Last year North Carolina undertook a radical overhaul of its unemployment insurance system. Among the changes, legislators sharply reduced the amount and length of regular unemployment insurance, cutting the maximum weekly insurance amount by 35 percent and reducing the maximum duration of compensation from 26 weeks to, currently, 17 weeks.

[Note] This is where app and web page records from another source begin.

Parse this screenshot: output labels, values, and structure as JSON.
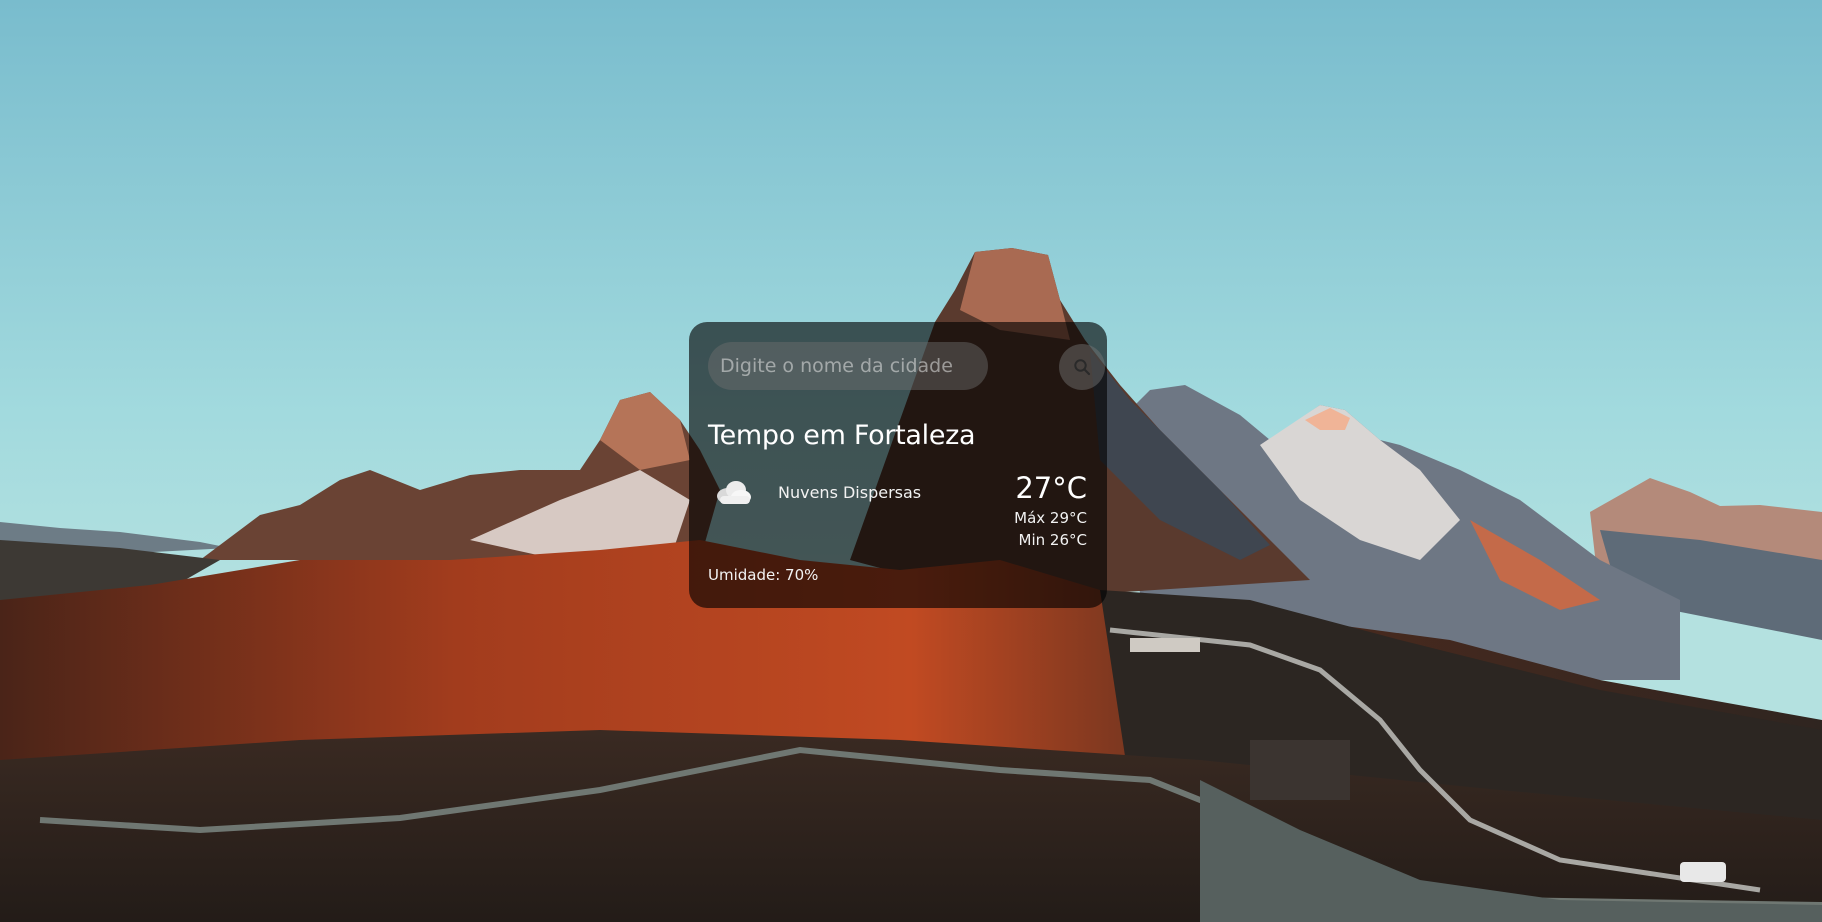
{
  "search": {
    "placeholder": "Digite o nome da cidade",
    "button_icon": "search-icon"
  },
  "weather": {
    "title": "Tempo em Fortaleza",
    "icon": "cloud-icon",
    "description": "Nuvens Dispersas",
    "temperature": "27°C",
    "max": "Máx 29°C",
    "min": "Min 26°C",
    "humidity": "Umidade: 70%"
  },
  "colors": {
    "sky_top": "#7fc0cf",
    "sky_bottom": "#a9dde0",
    "card_background": "rgba(0,0,0,0.62)",
    "text": "#ffffff"
  }
}
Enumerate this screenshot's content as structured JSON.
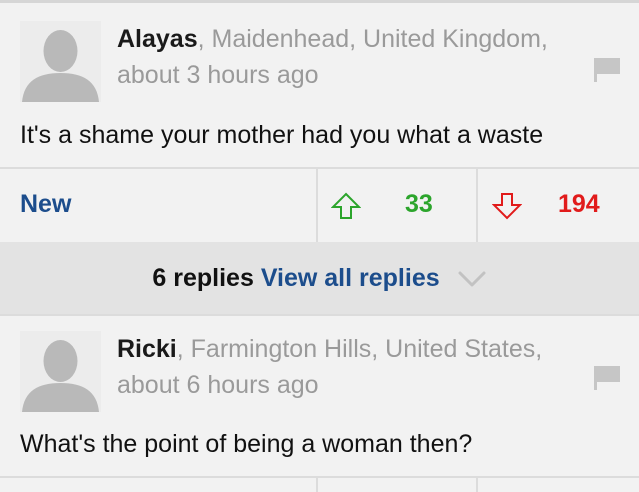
{
  "comments": [
    {
      "username": "Alayas",
      "location": ", Maidenhead, United Kingdom,",
      "time": "about 3 hours ago",
      "text": "It's a shame your mother had you what a waste",
      "new_label": "New",
      "upvotes": "33",
      "downvotes": "194",
      "replies_count": "6 replies",
      "replies_link": "View all replies"
    },
    {
      "username": "Ricki",
      "location": ", Farmington Hills, United States,",
      "time": "about 6 hours ago",
      "text": "What's the point of being a woman then?"
    }
  ],
  "icons": {
    "avatar": "avatar-placeholder",
    "flag": "flag-icon",
    "upvote": "up-arrow-icon",
    "downvote": "down-arrow-icon",
    "chevron": "chevron-down-icon"
  },
  "colors": {
    "link_blue": "#1c4d8c",
    "up_green": "#2ca52c",
    "down_red": "#e11b1b",
    "meta_gray": "#9a9a9a"
  }
}
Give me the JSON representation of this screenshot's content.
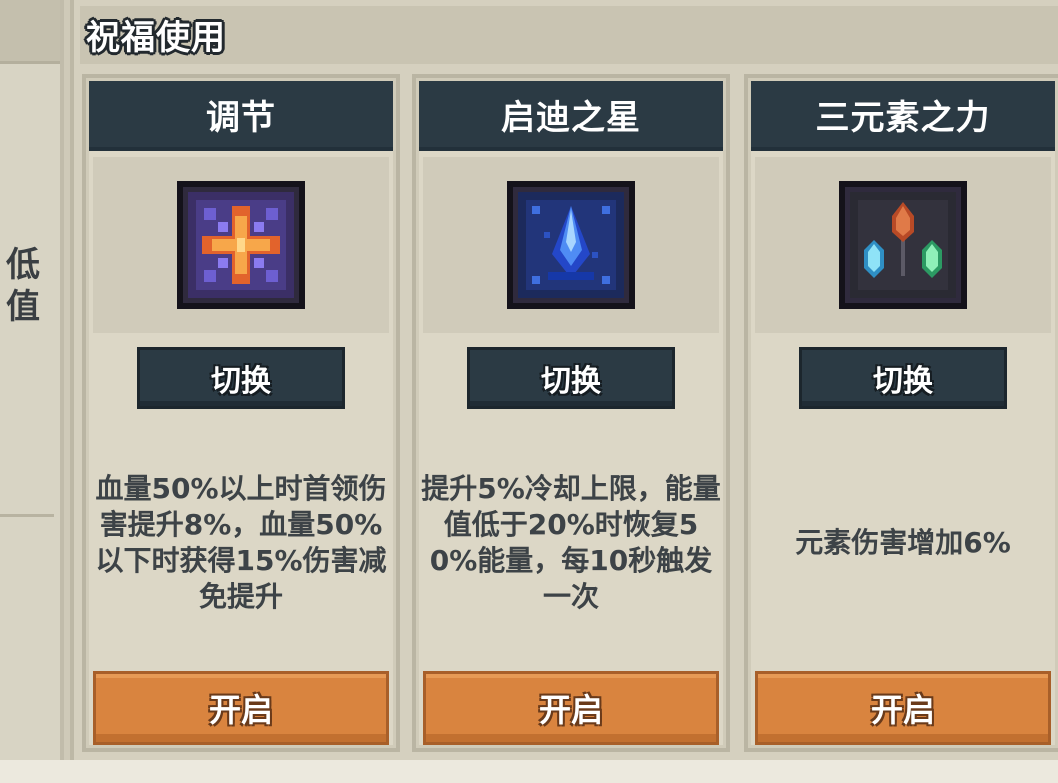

By implementing the cuts in weekly benefit amounts in July, North Carolina forfeited its ability to participate in the federally-funded Emergency Unemployment Compensation program, and consequently, an estimated 70,000 individuals immediately lost long-term unemployment insurance, while another 100,000 individuals who still would have been eligible through the fall saw their insurance lapse sooner than would have happened.
According to the legislation’s elected supporters, the overhaul was a “difficult decision” needed to fix “a welfare-dependent program” and push unemployed workers to get serious about finding a job–any job.
We’ve now had some time to test this view and the initial results do not look promising for proponents of the cuts. The statewide unemployment rate has in fact fallen sharply since the cuts were implemented, dropping from 8.8 percent in June to 6.9 percent in December.
This drop, however, did not come about because people rushed out and found jobs. Employment as measured by the household survey used to determine the unemployment rate rose by 41,364 persons (1 percent) between June and December, far too little to explain the sharp drop in the unemployment rate. According to the household survey, only 13,414 more persons (0.3 percent) were at work in December 2013 compared to a year earlier.
If people weren’t finding jobs, then why did the unemployment rate fall? It turns out that the legislature’s prescription for lowering the unemployment rate worked through a different channel. Fifty-two thousand people were reported as “leaving the labor force” between June and December, meaning that they were no longer employed nor actively seeking work. In fact, North Carolina ended 2013 with a labor force that had 111,000 fewer participants (-2.3 percent) than was the case a year earlier.
For statistical purposes, workers are unemployed if they report that they lack a job, are available for work, and are actively seeking work. Anyone receiving unemployment insurance must be seeking work to continue to draw insurance. It appears that many of the people who had their insurance terminated simply stopped looking for work, so they are no longer counted as being unemployed.
This outcome is not actually surprising given the economic research on this topic. Economists at both the Federal Reserve Bank of San Francisco and the University of California, Berkeley have found that the overwhelming majority of people who saw their insurance payments end simply stopped seeking work. In other words, unemployment insurance kept these people in the labor force.
Some supporters of the insurance cuts have pointed to a separate survey of establishments conducted by the U.S. Bureau of Labor Statistics that shows some uptick in the pace of job growth in the months following the changes. In this survey, the state netted 51,400 payroll jobs between June and December. And North Carolina ended 2013 with 64,500 more jobs (1.6 percent) than it had a year earlier.
On closer examination, these numbers really don’t provide much evidence that the cuts to the insurance system spurred job growth. During 2013, North Carolina gained jobs at an average monthly rate of 0.1 percent, compared to a rate of 0.2 percent during 2012 and no different from the 0.1 percent average monthly rate recorded in both 2010 and 2011. Between June and December of 2013, the state netted an average of 5,400 jobs per month, compared to 7,500 jobs per month in 2012. North Carolina’s problem therefore remains the same as it has been for several years: an anemic recovery.
In short, if the point of cutting unemployment insurance compensation was to get people back to work and spark job growth, North Carolina’s policy choice appears, at first glance, to be a failure. If the point was to push people out of the labor force, it appears to be working.
John Quinterno is the founder and principal of South by North Strategies, Ltd. in Chapel Hill and is the author of “Running the Numbers: A Practical Guide to Regional Economic and Social Analysis.”
Dean Baker is a co-director of the Center for Economic and Policy Research in the District of Columbia and is an author of “Getting Back to Full Employment: A Better Bargain for Working People.”
This column originally appeared in the News Observer.